▶ TASK INPUTS
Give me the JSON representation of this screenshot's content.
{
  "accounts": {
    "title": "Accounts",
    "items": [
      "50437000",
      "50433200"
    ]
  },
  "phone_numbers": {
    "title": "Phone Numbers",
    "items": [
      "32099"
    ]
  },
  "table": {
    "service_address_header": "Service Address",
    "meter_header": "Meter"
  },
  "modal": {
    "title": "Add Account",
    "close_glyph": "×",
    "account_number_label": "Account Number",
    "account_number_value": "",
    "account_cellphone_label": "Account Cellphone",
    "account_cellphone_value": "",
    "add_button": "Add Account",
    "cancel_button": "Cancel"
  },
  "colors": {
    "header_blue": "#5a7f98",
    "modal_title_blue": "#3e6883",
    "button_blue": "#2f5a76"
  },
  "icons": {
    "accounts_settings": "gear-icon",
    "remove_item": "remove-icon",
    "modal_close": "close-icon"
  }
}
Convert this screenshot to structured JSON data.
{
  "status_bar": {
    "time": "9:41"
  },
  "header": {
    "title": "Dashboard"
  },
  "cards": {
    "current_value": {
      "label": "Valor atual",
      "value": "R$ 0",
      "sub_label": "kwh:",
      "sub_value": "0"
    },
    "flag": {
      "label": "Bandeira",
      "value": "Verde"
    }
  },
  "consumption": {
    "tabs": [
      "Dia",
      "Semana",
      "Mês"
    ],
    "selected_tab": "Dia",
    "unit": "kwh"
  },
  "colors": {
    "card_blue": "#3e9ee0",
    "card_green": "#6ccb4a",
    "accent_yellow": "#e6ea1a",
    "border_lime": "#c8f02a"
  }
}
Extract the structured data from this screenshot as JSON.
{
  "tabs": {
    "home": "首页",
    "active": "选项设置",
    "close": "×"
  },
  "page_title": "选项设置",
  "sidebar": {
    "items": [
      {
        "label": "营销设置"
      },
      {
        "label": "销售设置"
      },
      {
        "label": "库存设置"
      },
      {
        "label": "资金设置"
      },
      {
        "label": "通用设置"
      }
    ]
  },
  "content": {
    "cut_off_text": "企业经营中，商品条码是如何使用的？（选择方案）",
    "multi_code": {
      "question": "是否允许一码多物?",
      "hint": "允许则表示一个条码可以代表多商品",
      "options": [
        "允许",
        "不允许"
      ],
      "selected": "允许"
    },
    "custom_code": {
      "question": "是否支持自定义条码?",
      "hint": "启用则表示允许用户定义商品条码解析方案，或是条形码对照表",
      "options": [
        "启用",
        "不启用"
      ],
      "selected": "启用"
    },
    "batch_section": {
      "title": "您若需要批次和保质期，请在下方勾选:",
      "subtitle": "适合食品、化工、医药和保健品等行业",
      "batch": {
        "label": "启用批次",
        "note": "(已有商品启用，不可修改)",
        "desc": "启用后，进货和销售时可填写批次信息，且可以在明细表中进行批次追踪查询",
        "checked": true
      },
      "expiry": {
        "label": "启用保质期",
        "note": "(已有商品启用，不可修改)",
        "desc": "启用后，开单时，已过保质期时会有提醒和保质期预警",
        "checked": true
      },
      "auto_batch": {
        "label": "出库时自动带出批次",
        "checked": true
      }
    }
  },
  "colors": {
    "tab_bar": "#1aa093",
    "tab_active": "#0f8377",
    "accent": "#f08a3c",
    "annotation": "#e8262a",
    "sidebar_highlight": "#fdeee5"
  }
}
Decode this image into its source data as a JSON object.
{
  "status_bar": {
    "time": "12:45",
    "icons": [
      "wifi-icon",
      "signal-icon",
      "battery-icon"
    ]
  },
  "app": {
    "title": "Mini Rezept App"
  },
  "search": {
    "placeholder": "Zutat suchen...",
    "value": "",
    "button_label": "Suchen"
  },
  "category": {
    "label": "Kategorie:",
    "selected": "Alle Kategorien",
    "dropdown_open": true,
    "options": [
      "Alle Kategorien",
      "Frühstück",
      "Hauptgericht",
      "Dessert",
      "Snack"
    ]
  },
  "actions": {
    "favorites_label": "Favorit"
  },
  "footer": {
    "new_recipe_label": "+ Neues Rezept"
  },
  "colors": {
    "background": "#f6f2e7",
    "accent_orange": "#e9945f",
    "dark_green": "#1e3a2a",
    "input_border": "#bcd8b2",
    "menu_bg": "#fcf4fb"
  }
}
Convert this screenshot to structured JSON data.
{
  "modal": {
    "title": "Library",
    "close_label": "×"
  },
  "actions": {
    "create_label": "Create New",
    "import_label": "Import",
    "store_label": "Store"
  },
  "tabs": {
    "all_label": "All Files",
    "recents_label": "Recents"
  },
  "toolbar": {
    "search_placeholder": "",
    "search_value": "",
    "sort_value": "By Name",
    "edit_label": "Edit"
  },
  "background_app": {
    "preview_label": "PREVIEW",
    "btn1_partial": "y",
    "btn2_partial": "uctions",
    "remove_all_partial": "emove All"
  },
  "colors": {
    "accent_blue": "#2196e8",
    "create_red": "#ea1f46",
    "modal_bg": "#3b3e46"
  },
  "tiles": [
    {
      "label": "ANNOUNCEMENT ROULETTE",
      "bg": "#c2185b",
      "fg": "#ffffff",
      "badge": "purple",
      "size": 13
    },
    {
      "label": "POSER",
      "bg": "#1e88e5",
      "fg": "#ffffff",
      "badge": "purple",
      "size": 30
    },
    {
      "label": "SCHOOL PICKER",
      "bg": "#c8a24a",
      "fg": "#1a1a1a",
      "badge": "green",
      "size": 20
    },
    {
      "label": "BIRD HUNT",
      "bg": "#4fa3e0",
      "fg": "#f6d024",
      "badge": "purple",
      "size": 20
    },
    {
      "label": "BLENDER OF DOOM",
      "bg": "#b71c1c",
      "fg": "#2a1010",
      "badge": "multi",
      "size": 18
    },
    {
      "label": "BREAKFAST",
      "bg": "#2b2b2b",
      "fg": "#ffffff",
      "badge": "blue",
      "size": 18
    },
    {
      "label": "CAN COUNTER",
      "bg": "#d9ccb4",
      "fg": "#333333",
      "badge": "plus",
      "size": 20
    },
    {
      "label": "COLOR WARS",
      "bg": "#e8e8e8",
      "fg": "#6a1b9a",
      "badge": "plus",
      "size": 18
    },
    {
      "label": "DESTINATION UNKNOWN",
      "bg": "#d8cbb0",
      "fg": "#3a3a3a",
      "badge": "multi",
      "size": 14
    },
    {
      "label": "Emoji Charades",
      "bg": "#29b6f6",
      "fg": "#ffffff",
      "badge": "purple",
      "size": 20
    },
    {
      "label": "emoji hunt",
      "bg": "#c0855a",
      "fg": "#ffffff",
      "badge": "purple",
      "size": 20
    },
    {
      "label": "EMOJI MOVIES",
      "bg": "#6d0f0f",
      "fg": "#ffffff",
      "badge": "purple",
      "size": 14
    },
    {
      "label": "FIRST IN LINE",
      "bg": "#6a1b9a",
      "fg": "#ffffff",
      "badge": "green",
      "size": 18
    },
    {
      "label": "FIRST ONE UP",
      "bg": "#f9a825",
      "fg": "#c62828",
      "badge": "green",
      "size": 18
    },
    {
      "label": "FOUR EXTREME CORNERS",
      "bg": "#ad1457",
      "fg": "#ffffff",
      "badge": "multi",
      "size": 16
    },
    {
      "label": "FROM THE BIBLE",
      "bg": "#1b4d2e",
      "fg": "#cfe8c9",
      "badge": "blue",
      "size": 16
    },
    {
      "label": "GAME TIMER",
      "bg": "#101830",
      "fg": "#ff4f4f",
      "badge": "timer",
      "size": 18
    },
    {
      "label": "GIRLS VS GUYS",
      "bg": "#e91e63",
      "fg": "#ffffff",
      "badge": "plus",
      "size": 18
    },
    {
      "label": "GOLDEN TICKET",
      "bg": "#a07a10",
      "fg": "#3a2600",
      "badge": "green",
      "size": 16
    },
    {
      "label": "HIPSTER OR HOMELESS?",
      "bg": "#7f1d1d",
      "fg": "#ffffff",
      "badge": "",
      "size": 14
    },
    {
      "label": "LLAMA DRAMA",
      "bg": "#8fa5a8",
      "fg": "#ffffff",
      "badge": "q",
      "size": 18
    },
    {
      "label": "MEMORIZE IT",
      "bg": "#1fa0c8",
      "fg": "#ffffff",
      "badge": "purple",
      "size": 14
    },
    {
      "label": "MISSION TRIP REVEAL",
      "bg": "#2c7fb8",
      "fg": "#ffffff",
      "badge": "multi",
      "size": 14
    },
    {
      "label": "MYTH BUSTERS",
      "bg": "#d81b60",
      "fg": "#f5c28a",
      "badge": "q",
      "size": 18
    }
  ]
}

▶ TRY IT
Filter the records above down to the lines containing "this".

▶ WRITTEN SOLUTION
Give me the JSON representation of this screenshot's content.
Convert this screenshot to structured JSON data.
Extract the structured data from this screenshot as JSON.
Decode this image into its source data as a JSON object.
Convert this screenshot to structured JSON data.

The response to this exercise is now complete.